» **TASK DETAILS**: The complete set of records should be given again verbatim.

Data about app and page elements
_ _ _ _ _ _ _

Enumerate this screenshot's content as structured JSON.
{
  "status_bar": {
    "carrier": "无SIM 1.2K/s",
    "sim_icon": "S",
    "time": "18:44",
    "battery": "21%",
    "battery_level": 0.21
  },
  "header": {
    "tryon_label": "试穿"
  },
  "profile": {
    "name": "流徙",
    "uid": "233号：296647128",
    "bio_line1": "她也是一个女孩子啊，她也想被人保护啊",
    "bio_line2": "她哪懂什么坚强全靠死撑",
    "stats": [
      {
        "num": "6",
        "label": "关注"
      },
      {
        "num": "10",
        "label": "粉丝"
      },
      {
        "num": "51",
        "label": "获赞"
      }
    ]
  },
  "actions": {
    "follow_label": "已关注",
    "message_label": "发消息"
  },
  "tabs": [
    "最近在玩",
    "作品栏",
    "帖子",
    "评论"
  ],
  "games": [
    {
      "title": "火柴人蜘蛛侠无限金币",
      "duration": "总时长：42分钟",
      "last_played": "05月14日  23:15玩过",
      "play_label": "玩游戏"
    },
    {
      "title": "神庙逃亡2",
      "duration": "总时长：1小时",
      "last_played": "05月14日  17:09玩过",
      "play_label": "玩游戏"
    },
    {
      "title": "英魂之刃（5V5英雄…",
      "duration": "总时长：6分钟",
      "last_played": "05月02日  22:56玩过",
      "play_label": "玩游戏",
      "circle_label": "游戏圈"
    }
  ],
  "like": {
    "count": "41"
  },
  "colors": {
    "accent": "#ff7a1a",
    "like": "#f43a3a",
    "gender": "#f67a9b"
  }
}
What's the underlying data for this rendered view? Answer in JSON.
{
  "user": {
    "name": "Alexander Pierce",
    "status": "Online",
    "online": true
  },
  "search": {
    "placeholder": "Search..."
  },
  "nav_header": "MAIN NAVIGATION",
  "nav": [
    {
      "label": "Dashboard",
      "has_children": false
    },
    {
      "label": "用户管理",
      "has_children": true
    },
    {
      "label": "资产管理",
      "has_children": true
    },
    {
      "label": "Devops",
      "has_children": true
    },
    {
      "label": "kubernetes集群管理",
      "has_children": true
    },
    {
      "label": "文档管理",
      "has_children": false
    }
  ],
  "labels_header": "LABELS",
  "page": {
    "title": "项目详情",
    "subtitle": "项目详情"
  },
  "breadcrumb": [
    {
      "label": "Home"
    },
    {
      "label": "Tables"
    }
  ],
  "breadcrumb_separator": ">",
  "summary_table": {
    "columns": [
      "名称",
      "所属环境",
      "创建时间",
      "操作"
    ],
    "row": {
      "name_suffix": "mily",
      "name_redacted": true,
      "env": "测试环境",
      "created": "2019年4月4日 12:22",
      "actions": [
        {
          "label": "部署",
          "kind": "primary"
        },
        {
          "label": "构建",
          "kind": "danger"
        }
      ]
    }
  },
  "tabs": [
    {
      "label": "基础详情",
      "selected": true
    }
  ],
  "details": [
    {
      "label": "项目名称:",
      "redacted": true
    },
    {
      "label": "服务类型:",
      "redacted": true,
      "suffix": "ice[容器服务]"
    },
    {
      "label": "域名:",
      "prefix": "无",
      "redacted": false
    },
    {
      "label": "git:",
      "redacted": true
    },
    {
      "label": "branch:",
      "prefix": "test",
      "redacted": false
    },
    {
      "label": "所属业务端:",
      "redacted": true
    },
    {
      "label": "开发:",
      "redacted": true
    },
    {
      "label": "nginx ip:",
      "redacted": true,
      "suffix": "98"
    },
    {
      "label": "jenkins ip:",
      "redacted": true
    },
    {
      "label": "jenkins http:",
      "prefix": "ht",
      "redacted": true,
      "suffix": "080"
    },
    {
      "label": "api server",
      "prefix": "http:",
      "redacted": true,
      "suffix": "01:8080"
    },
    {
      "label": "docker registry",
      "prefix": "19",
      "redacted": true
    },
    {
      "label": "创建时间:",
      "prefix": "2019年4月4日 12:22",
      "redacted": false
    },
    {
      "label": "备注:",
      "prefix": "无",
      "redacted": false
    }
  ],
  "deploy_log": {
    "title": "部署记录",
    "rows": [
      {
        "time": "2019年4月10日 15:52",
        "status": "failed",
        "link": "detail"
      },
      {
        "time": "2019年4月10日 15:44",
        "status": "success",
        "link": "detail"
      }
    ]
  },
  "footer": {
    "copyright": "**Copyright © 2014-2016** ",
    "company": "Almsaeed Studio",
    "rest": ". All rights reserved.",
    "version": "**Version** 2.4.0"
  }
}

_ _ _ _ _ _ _

» **TASK OUTPUT**:
Enumerate this screenshot's content as structured JSON.
{
  "status_bar": {
    "carrier": "无SIM 1.2K/s",
    "sim_icon": "S",
    "time": "18:44",
    "battery": "21%",
    "battery_level": 0.21
  },
  "header": {
    "tryon_label": "试穿"
  },
  "profile": {
    "name": "流徙",
    "uid": "233号：296647128",
    "bio_line1": "她也是一个女孩子啊，她也想被人保护啊",
    "bio_line2": "她哪懂什么坚强全靠死撑",
    "stats": [
      {
        "num": "6",
        "label": "关注"
      },
      {
        "num": "10",
        "label": "粉丝"
      },
      {
        "num": "51",
        "label": "获赞"
      }
    ]
  },
  "actions": {
    "follow_label": "已关注",
    "message_label": "发消息"
  },
  "tabs": [
    "最近在玩",
    "作品栏",
    "帖子",
    "评论"
  ],
  "games": [
    {
      "title": "火柴人蜘蛛侠无限金币",
      "duration": "总时长：42分钟",
      "last_played": "05月14日  23:15玩过",
      "play_label": "玩游戏"
    },
    {
      "title": "神庙逃亡2",
      "duration": "总时长：1小时",
      "last_played": "05月14日  17:09玩过",
      "play_label": "玩游戏"
    },
    {
      "title": "英魂之刃（5V5英雄…",
      "duration": "总时长：6分钟",
      "last_played": "05月02日  22:56玩过",
      "play_label": "玩游戏",
      "circle_label": "游戏圈"
    }
  ],
  "like": {
    "count": "41"
  },
  "colors": {
    "accent": "#ff7a1a",
    "like": "#f43a3a",
    "gender": "#f67a9b"
  }
}
What's the underlying data for this rendered view? Answer in JSON.
{
  "user": {
    "name": "Alexander Pierce",
    "status": "Online",
    "online": true
  },
  "search": {
    "placeholder": "Search..."
  },
  "nav_header": "MAIN NAVIGATION",
  "nav": [
    {
      "label": "Dashboard",
      "has_children": false
    },
    {
      "label": "用户管理",
      "has_children": true
    },
    {
      "label": "资产管理",
      "has_children": true
    },
    {
      "label": "Devops",
      "has_children": true
    },
    {
      "label": "kubernetes集群管理",
      "has_children": true
    },
    {
      "label": "文档管理",
      "has_children": false
    }
  ],
  "labels_header": "LABELS",
  "page": {
    "title": "项目详情",
    "subtitle": "项目详情"
  },
  "breadcrumb": [
    {
      "label": "Home"
    },
    {
      "label": "Tables"
    }
  ],
  "breadcrumb_separator": ">",
  "summary_table": {
    "columns": [
      "名称",
      "所属环境",
      "创建时间",
      "操作"
    ],
    "row": {
      "name_suffix": "mily",
      "name_redacted": true,
      "env": "测试环境",
      "created": "2019年4月4日 12:22",
      "actions": [
        {
          "label": "部署",
          "kind": "primary"
        },
        {
          "label": "构建",
          "kind": "danger"
        }
      ]
    }
  },
  "tabs": [
    {
      "label": "基础详情",
      "selected": true
    }
  ],
  "details": [
    {
      "label": "项目名称:",
      "redacted": true
    },
    {
      "label": "服务类型:",
      "redacted": true,
      "suffix": "ice[容器服务]"
    },
    {
      "label": "域名:",
      "prefix": "无",
      "redacted": false
    },
    {
      "label": "git:",
      "redacted": true
    },
    {
      "label": "branch:",
      "prefix": "test",
      "redacted": false
    },
    {
      "label": "所属业务端:",
      "redacted": true
    },
    {
      "label": "开发:",
      "redacted": true
    },
    {
      "label": "nginx ip:",
      "redacted": true,
      "suffix": "98"
    },
    {
      "label": "jenkins ip:",
      "redacted": true
    },
    {
      "label": "jenkins http:",
      "prefix": "ht",
      "redacted": true,
      "suffix": "080"
    },
    {
      "label": "api server",
      "prefix": "http:",
      "redacted": true,
      "suffix": "01:8080"
    },
    {
      "label": "docker registry",
      "prefix": "19",
      "redacted": true
    },
    {
      "label": "创建时间:",
      "prefix": "2019年4月4日 12:22",
      "redacted": false
    },
    {
      "label": "备注:",
      "prefix": "无",
      "redacted": false
    }
  ],
  "deploy_log": {
    "title": "部署记录",
    "rows": [
      {
        "time": "2019年4月10日 15:52",
        "status": "failed",
        "link": "detail"
      },
      {
        "time": "2019年4月10日 15:44",
        "status": "success",
        "link": "detail"
      }
    ]
  },
  "footer": {
    "copyright": "**Copyright © 2014-2016** ",
    "company": "Almsaeed Studio",
    "rest": ". All rights reserved.",
    "version": "**Version** 2.4.0"
  }
}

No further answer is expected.